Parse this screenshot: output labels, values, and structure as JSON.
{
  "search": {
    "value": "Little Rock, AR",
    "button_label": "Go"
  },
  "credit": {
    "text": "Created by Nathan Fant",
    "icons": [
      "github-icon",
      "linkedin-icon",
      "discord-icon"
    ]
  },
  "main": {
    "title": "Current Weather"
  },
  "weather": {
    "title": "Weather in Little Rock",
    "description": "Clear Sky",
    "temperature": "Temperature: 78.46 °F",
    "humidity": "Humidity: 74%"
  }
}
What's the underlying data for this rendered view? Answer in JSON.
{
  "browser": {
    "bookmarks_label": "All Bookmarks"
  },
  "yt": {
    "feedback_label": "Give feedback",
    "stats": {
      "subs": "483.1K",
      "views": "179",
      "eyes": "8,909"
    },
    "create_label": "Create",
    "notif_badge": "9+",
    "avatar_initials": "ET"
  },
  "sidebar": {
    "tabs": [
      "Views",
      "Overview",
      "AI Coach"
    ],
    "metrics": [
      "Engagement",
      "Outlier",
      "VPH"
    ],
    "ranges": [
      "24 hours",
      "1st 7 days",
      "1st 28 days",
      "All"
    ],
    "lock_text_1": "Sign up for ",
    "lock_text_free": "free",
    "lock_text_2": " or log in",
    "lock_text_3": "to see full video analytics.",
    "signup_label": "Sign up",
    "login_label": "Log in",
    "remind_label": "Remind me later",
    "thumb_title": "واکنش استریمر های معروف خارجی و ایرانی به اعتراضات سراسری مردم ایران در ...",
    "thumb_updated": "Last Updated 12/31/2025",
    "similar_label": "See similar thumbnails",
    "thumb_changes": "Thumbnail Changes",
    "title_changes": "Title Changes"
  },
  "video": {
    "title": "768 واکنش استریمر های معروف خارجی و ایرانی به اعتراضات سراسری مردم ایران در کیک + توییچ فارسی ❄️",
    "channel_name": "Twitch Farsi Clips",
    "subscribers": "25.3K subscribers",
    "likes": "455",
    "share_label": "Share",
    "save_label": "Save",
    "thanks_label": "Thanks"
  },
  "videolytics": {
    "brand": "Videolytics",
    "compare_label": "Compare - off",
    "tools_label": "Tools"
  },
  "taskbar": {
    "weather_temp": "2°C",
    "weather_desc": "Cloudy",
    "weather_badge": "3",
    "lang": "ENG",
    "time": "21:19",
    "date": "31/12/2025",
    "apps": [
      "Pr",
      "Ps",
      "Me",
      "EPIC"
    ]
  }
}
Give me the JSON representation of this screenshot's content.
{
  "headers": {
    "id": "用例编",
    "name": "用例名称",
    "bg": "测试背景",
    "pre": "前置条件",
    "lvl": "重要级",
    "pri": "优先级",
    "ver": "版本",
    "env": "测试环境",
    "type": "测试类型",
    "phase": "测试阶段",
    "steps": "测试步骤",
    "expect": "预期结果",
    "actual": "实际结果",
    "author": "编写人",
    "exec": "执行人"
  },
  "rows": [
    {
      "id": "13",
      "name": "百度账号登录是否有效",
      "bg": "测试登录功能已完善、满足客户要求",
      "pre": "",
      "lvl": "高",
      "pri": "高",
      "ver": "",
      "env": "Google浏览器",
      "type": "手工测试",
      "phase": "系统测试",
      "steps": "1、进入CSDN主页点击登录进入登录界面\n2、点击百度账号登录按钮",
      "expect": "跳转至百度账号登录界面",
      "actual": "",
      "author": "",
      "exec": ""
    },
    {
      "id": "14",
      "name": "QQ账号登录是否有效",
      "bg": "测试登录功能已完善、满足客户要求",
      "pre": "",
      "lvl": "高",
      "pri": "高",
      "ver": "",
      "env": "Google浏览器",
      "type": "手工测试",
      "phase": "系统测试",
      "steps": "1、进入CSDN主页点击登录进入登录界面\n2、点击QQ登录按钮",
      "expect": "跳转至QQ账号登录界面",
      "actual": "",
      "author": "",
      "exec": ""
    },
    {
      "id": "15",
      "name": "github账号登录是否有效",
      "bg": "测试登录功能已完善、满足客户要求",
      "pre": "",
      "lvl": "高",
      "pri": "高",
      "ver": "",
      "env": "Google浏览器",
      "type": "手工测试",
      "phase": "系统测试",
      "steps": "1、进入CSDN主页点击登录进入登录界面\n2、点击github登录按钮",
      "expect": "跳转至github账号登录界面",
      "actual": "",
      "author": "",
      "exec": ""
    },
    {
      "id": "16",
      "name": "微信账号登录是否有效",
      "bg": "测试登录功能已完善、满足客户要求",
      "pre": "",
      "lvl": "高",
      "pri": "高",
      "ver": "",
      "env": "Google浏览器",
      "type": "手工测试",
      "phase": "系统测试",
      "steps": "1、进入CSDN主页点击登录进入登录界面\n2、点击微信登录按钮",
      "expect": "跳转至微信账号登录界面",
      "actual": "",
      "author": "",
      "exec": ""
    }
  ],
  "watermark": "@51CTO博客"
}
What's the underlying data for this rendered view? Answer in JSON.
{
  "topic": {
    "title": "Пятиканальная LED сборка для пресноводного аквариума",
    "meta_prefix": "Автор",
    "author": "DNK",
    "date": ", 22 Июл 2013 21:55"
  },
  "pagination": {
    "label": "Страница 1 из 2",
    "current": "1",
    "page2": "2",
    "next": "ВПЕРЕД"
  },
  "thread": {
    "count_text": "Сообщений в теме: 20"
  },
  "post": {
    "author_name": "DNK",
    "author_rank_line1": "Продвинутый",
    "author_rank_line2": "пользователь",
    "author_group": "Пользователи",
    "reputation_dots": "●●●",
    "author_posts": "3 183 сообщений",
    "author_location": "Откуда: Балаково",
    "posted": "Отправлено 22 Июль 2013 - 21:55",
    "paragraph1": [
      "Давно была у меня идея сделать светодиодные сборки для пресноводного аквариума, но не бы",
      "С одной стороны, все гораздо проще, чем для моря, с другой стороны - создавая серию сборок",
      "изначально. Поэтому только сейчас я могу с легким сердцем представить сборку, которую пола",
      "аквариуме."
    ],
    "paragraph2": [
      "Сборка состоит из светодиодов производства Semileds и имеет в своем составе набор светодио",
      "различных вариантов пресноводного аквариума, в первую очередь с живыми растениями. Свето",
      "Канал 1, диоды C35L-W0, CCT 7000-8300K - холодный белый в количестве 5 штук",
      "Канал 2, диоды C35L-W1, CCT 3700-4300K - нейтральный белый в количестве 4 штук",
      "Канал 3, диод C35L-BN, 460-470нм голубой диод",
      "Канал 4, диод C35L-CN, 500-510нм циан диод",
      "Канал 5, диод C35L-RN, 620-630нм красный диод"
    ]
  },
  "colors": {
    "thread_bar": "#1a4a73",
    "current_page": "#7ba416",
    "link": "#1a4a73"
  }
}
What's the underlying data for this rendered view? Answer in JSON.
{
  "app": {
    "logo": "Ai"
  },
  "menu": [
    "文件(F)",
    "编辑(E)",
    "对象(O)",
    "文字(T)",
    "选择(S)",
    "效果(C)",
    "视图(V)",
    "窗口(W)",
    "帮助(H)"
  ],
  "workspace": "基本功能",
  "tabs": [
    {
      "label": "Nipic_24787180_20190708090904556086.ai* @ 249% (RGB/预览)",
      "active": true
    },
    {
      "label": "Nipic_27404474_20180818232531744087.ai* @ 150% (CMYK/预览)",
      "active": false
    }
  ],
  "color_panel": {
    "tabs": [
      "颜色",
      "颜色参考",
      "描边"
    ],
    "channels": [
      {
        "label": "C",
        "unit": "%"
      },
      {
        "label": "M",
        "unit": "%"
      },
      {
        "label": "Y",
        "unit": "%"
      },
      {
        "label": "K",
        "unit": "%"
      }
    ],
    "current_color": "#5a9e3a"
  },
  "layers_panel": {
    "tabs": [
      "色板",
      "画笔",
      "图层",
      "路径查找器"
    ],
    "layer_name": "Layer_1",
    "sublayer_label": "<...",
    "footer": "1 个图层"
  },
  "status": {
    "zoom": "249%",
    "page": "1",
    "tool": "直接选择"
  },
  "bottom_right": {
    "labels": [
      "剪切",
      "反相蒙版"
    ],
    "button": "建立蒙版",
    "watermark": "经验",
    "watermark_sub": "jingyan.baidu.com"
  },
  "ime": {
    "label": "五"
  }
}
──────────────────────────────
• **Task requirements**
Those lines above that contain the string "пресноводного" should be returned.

• **Solution to this problem**
    "title": "Пятиканальная LED сборка для пресноводного аквариума",
      "Давно была у меня идея сделать светодиодные сборки для пресноводного аквариума, но не бы",
      "различных вариантов пресноводного аквариума, в первую очередь с живыми растениями. Свето",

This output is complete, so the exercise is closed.